▶ [Brief]: Across the data below, in how many lines does the word "products" appear? Give only the number.
(Extracted data Opens)
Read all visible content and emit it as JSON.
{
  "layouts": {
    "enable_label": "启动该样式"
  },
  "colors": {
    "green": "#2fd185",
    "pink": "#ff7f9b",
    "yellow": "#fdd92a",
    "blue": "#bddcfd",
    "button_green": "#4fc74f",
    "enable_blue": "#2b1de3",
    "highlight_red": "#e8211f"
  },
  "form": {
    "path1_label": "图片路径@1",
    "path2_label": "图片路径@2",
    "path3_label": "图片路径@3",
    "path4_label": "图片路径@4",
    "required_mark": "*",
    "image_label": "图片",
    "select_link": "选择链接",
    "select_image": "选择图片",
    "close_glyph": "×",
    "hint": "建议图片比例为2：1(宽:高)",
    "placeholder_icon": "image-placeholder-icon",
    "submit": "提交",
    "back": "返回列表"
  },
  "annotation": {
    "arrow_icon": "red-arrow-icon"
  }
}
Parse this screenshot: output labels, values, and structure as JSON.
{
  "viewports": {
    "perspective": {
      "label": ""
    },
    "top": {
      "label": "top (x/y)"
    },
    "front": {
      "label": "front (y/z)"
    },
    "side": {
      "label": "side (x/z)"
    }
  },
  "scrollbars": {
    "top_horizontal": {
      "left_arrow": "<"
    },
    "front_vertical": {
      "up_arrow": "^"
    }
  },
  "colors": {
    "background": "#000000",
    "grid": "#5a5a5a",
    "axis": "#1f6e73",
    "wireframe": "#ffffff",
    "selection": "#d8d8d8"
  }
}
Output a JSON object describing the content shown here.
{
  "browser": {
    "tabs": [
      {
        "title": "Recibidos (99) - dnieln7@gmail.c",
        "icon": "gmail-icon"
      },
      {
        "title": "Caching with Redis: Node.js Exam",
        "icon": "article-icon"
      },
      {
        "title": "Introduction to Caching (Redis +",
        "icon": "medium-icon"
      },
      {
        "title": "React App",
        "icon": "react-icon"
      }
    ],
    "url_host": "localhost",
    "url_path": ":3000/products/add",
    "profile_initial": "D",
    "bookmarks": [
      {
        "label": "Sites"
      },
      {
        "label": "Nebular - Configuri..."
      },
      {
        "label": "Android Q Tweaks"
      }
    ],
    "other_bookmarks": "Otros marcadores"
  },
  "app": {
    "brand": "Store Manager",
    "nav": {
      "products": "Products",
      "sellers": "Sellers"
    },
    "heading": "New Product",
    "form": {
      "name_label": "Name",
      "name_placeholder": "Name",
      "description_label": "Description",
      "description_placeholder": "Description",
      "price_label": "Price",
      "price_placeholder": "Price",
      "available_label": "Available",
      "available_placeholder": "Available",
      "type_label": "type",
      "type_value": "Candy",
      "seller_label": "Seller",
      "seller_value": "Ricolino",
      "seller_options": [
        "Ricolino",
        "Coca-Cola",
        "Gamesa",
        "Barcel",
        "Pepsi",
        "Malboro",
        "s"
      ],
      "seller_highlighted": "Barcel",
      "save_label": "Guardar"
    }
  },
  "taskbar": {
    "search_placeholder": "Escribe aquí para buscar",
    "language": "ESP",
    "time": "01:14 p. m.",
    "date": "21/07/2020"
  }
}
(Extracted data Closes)
▶ [Exercise answer]: 2